Free ticketed event
In this workshop, a cross-disciplinary team of Engineering and English faculty shares our experiences with redesigning a
required Technical Professional Writing course. Participants will explore how cross-disciplinary collaborations may be
implemented in their institutions to better prepare students for the professional communication competencies expected
in engineering coursework and industry.
Clear and cogent writing and communication skills are critical competencies as identified by the Accreditation Board for Engineering and Technology (ABET), and the National Academy of Engineering.

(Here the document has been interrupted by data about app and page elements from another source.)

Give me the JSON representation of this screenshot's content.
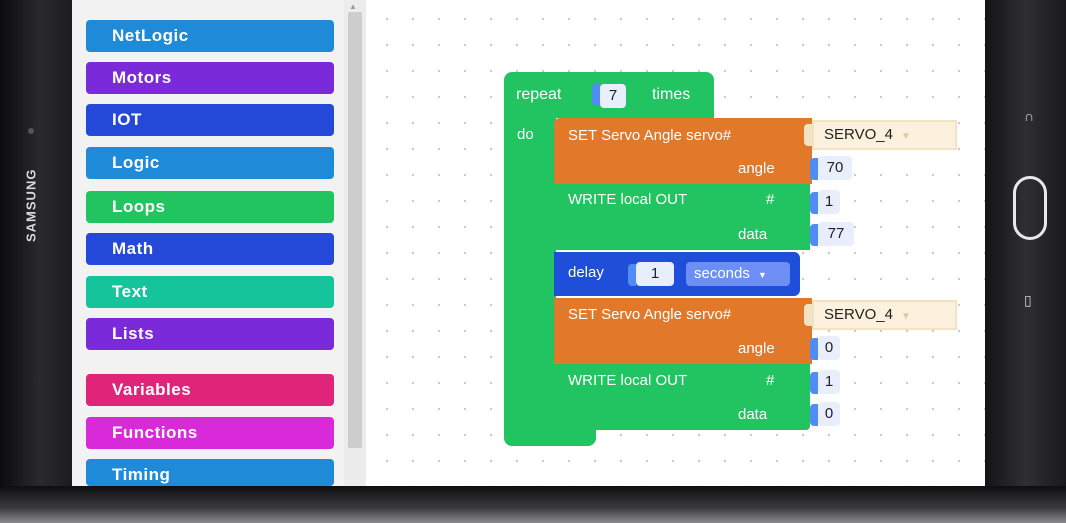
{
  "device": {
    "brand": "SAMSUNG"
  },
  "toolbox": {
    "categories": [
      {
        "label": "NetLogic",
        "color": "#1f8ad8"
      },
      {
        "label": "Motors",
        "color": "#7b2ad9"
      },
      {
        "label": "IOT",
        "color": "#2448d8"
      },
      {
        "label": "Logic",
        "color": "#1f8ad8"
      },
      {
        "label": "Loops",
        "color": "#21c45e"
      },
      {
        "label": "Math",
        "color": "#2448d8"
      },
      {
        "label": "Text",
        "color": "#15c49a"
      },
      {
        "label": "Lists",
        "color": "#7b2ad9"
      },
      {
        "label": "Variables",
        "color": "#e0247a"
      },
      {
        "label": "Functions",
        "color": "#d92ad9"
      },
      {
        "label": "Timing",
        "color": "#1f8ad8"
      }
    ]
  },
  "blocks": {
    "repeat": {
      "label": "repeat",
      "count": "7",
      "times_label": "times",
      "do_label": "do"
    },
    "servo1": {
      "label": "SET Servo Angle servo#",
      "servo": "SERVO_4",
      "angle_label": "angle",
      "angle": "70"
    },
    "write1": {
      "label": "WRITE local OUT",
      "hash_label": "#",
      "pin": "1",
      "data_label": "data",
      "data": "77"
    },
    "delay": {
      "label": "delay",
      "value": "1",
      "unit": "seconds"
    },
    "servo2": {
      "label": "SET Servo Angle servo#",
      "servo": "SERVO_4",
      "angle_label": "angle",
      "angle": "0"
    },
    "write2": {
      "label": "WRITE local OUT",
      "hash_label": "#",
      "pin": "1",
      "data_label": "data",
      "data": "0"
    }
  }
}
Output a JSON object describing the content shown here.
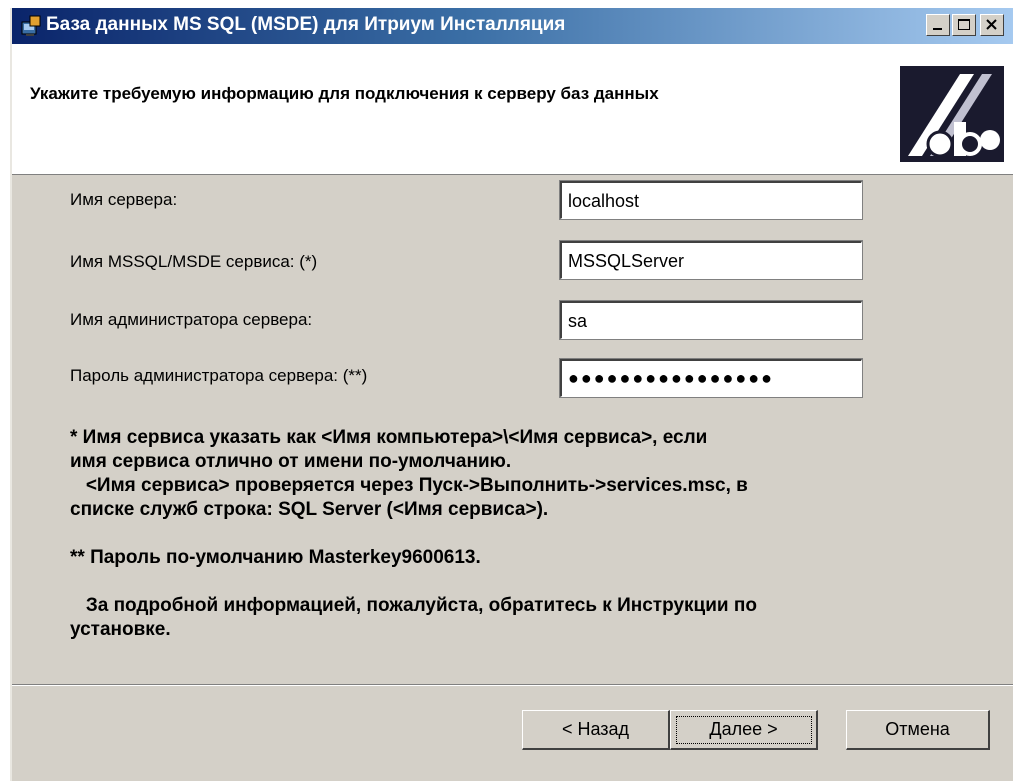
{
  "window": {
    "title": "База данных MS SQL (MSDE) для Итриум Инсталляция"
  },
  "header": {
    "text": "Укажите требуемую информацию для подключения к серверу баз данных"
  },
  "form": {
    "server_name": {
      "label": "Имя сервера:",
      "value": "localhost"
    },
    "service_name": {
      "label": "Имя MSSQL/MSDE сервиса: (*)",
      "value": "MSSQLServer"
    },
    "admin_name": {
      "label": "Имя администратора сервера:",
      "value": "sa"
    },
    "admin_password": {
      "label": "Пароль администратора сервера: (**)",
      "value": "●●●●●●●●●●●●●●●●"
    }
  },
  "notes": {
    "note1_line1": "*  Имя сервиса указать как <Имя компьютера>\\<Имя сервиса>, если",
    "note1_line2": "имя сервиса отлично от имени по-умолчанию.",
    "note1_line3": "   <Имя сервиса> проверяется через Пуск->Выполнить->services.msc, в",
    "note1_line4": "списке служб строка: SQL Server (<Имя сервиса>).",
    "note2": "** Пароль по-умолчанию Masterkey9600613.",
    "note3_line1": "   За подробной информацией, пожалуйста, обратитесь к Инструкции по",
    "note3_line2": "установке."
  },
  "buttons": {
    "back": "< Назад",
    "next": "Далее >",
    "cancel": "Отмена"
  },
  "icons": {
    "app_icon": "installer-icon",
    "logo": "itrium-logo",
    "minimize": "minimize-icon",
    "maximize": "maximize-icon",
    "close": "close-icon"
  },
  "colors": {
    "titlebar_start": "#0a246a",
    "titlebar_end": "#a6caf0",
    "dialog_bg": "#d4d0c8"
  }
}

At Texas A& M University, Qatar (TAMUQ), the gaps between faculty expectations and students’ communicative competencies led us to develop a cross-disciplinary collaboration to radically redesign the technical writing course, focused on the types of oral and written communication required in their upper-division and capstone courses.
An initial assessment of this ongoing faculty team effort in developing assignments, providing feedback to students throughout their projects, and assessing students’ final products, indicates a considerable impact on students’ writing and educational experiences at TAMUQ, as they learn effective and relevant professional communication skills in the field of engineering.
Participants will engage in activities to examine their experiences with students’ professional writing and communication skills and develop specific plans for building their own potential “radical collaborations” of experience, knowledge, and levels of expertise that “bring together innovators with varied backgrounds and viewpoints to enable
insights to evolve from this diversity”  with the goal of enhancing students’ experiences with writing in engineering disciplines.
Small group activities will include:
1. Identifying specific gaps in students’ professional communication skills
2. Mapping underlying causes of or contributors to these gaps (e.g., disciplinary silos, curricular structures, etc.)
3. Categorizing potential collaborative partners who can contribute expertise in:
a. best writing practices
b. engineering disciplines
c. effective course/curricular planning
4. Devising a plan to address one of the identified gaps, including the detailed steps
5. Sharing findings and discussing steps towards making collaboration a model for courses in the engineering curriculum
Who Should Attend?
Junior and senior educators interested in exploring the value of “radical collaborations” across disciplinary, methodological, and theoretical boundaries to enhance students’ engineering education.
Reza Tafreshi is a Professor of Mechanical Engineering at Texas A&M University at Qatar, Doha, Qatar. He received his Ph.D. degree in Mechanical Engineering from the University of British Columbia (UBC), Vancouver, Canada, in 2005. His teaching and research interests are in the areas of the application of artificial intelligence on remote health monitoring systems using wearable devices, automated robotic rehabilitation, and eHealth in optimizing preventive care, as well as modeling, analysis, and control of mechanical and subsea systems, machine fault diagnosis, and automation. He has successfully completed several research projects worth over $7M and published more than a hundred journal papers, proceeding articles, and book chapters. He has been the associate editor of prestigious journals, a Fellow of the American Society of Mechanical Engineers (ASME), and a Senior Member of the Institute of Electrical and Electronics Engineers (IEEE). He is the recipient of the Association of Former Students of Texas A&M University Distinguished Achievement College-Level Award.
Naqaa Abbas is Instructional Assistant Professor of English at Texas A&M University Qatar. She is also the Dean’s Excellence Fellow in Teaching with a focus on Writing in the Disciplines. Dr. Abbas has over fifteen years of teaching and administrative experience in North American, European, and Middle Eastern institutions where she has taught a variety of courses from composition and literature, technical and business writing, as well as English as a second language. Her research interests include writing across and in the disciplines, multidisciplinary collaborative projects and first year student experience success initiatives.
Patrick Linke is a Professor of Chemical Engineering and the Chair of the Chemical Engineering Program at Texas A&M University at Qatar. Dr. Linke previously served as the Executive Director of the Office of Graduate Studies. He is the holder of the Qatar Shell Professorship for Energy and Environment and a co-founder/director of the Qatar Sustainable Water and Energy Utilization Initiative (QWE), a center of excellence for research and capacity building at Texas A&M University in Education City. Dr. Linke is a process systems engineer and his activities focus on the design of efficient processes, integrated systems and associated infrastructures. He currently leads research into innovating process designs with a focus on methods to support in silico screening and process synthesis, the efficient use of energy and materials in industrial clusters and the synthesis of novel materials for heat-to-power applications.
Mary Queen is Instructional Assistant Professor at Texas A&M University at Qatar. She has more than twenty years of university-level teaching and administrative experience at diverse institutions in the Middle East and the U.S. She is also the Director of the Writing Center and Assistant Director of the Division of Arts and Sciences. As a specialist in Composition and Cultural Rhetoric, Dr. Queen teaches undergraduate writing and rhetoric courses to support students’ development as critical thinkers, readers, writers, and change-makers. Her current research focuses on international virtual writing collaborations among undergraduate students, writing and engineering education, and cross-institutional collaborations to enhance undergraduate teaching and learning.